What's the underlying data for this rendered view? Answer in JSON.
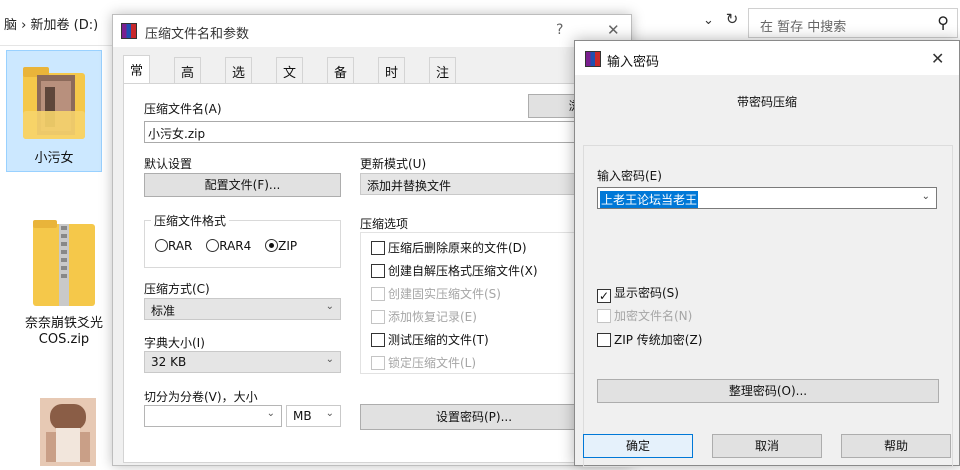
{
  "explorer": {
    "breadcrumb_left": "脑",
    "breadcrumb_sep": "›",
    "breadcrumb": "新加卷 (D:)",
    "search_placeholder": "在 暂存 中搜索",
    "files": [
      {
        "name": "小污女"
      },
      {
        "name": "奈奈崩铁爻光COS.zip"
      },
      {
        "name": ""
      }
    ]
  },
  "main_dialog": {
    "title": "压缩文件名和参数",
    "title_help": "?",
    "title_close": "✕",
    "tabs": [
      "常规",
      "高级",
      "选项",
      "文件",
      "备份",
      "时间",
      "注释"
    ],
    "active_tab": 0,
    "archive_name_label": "压缩文件名(A)",
    "archive_name_value": "小污女.zip",
    "browse_button": "浏览(",
    "default_settings_label": "默认设置",
    "profiles_button": "配置文件(F)...",
    "update_mode_label": "更新模式(U)",
    "update_mode_value": "添加并替换文件",
    "format_group_label": "压缩文件格式",
    "formats": [
      "RAR",
      "RAR4",
      "ZIP"
    ],
    "selected_format": "ZIP",
    "method_label": "压缩方式(C)",
    "method_value": "标准",
    "dict_label": "字典大小(I)",
    "dict_value": "32 KB",
    "split_label": "切分为分卷(V)，大小",
    "split_value": "",
    "split_unit": "MB",
    "options_group_label": "压缩选项",
    "options": [
      {
        "label": "压缩后删除原来的文件(D)",
        "checked": false,
        "disabled": false
      },
      {
        "label": "创建自解压格式压缩文件(X)",
        "checked": false,
        "disabled": false
      },
      {
        "label": "创建固实压缩文件(S)",
        "checked": false,
        "disabled": true
      },
      {
        "label": "添加恢复记录(E)",
        "checked": false,
        "disabled": true
      },
      {
        "label": "测试压缩的文件(T)",
        "checked": false,
        "disabled": false
      },
      {
        "label": "锁定压缩文件(L)",
        "checked": false,
        "disabled": true
      }
    ],
    "set_password_button": "设置密码(P)..."
  },
  "password_dialog": {
    "title": "输入密码",
    "close": "✕",
    "subtitle": "带密码压缩",
    "enter_label": "输入密码(E)",
    "password_value": "上老王论坛当老王",
    "show_password": {
      "label": "显示密码(S)",
      "checked": true
    },
    "encrypt_names": {
      "label": "加密文件名(N)",
      "checked": false,
      "disabled": true
    },
    "zip_legacy": {
      "label": "ZIP 传统加密(Z)",
      "checked": false
    },
    "organize_button": "整理密码(O)...",
    "ok_button": "确定",
    "cancel_button": "取消",
    "help_button": "帮助"
  },
  "colors": {
    "selection": "#0078d7",
    "dialog_bg": "#f0f0f0",
    "button_bg": "#e1e1e1"
  }
}
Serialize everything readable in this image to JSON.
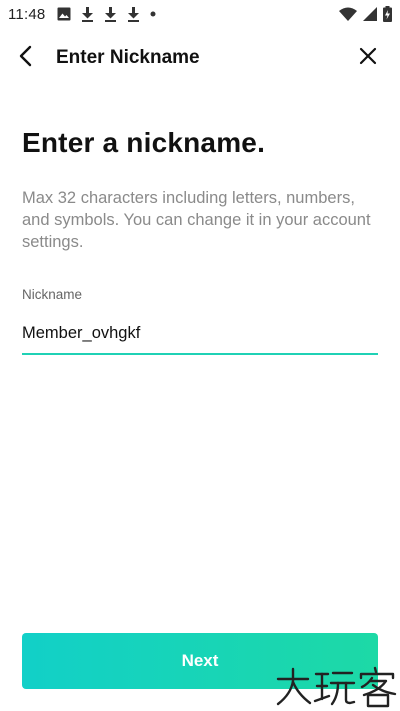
{
  "status_bar": {
    "time": "11:48",
    "icons": [
      "image-icon",
      "download-icon",
      "download-icon",
      "download-icon",
      "dot-icon",
      "wifi-icon",
      "signal-icon",
      "battery-icon"
    ]
  },
  "app_bar": {
    "title": "Enter Nickname",
    "back_icon": "back-arrow-icon",
    "close_icon": "close-icon"
  },
  "main": {
    "heading": "Enter a nickname.",
    "description": "Max 32 characters including letters, numbers, and symbols. You can change it in your account settings.",
    "nickname_label": "Nickname",
    "nickname_value": "Member_ovhgkf",
    "next_label": "Next"
  },
  "watermark": {
    "text": "大玩客"
  },
  "colors": {
    "accent": "#1fd1b5",
    "button_gradient_start": "#12d0c8",
    "button_gradient_end": "#1dd9a6",
    "description_text": "#8a8a8a"
  }
}
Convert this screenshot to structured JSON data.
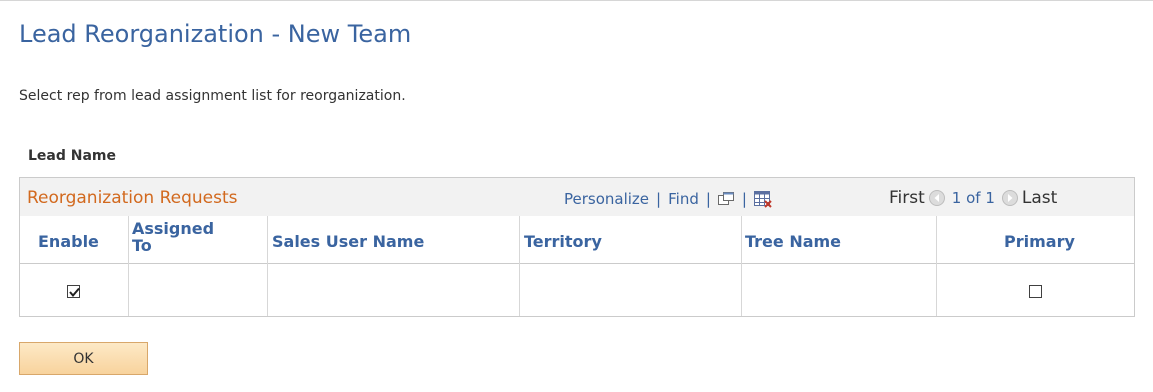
{
  "page": {
    "title": "Lead Reorganization - New Team",
    "instruction": "Select rep from lead assignment list for reorganization.",
    "section_label": "Lead Name"
  },
  "grid": {
    "title": "Reorganization Requests",
    "tools": {
      "personalize": "Personalize",
      "find": "Find",
      "separator": "|",
      "view_icon": "zoom-window-icon",
      "download_icon": "download-excel-icon"
    },
    "nav": {
      "first": "First",
      "count": "1 of 1",
      "last": "Last"
    },
    "columns": {
      "enable": "Enable",
      "assigned_to_line1": "Assigned",
      "assigned_to_line2": "To",
      "sales_user_name": "Sales User Name",
      "territory": "Territory",
      "tree_name": "Tree Name",
      "primary": "Primary"
    },
    "rows": [
      {
        "enable": true,
        "assigned_to": "",
        "sales_user_name": "",
        "territory": "",
        "tree_name": "",
        "primary": false
      }
    ]
  },
  "buttons": {
    "ok": "OK"
  },
  "colors": {
    "title_blue": "#3a64a0",
    "grid_title_orange": "#d2691e",
    "button_fill": "#f8d39d"
  }
}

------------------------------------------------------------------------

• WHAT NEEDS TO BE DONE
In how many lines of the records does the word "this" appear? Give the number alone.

• FINISHED EXERCISE
3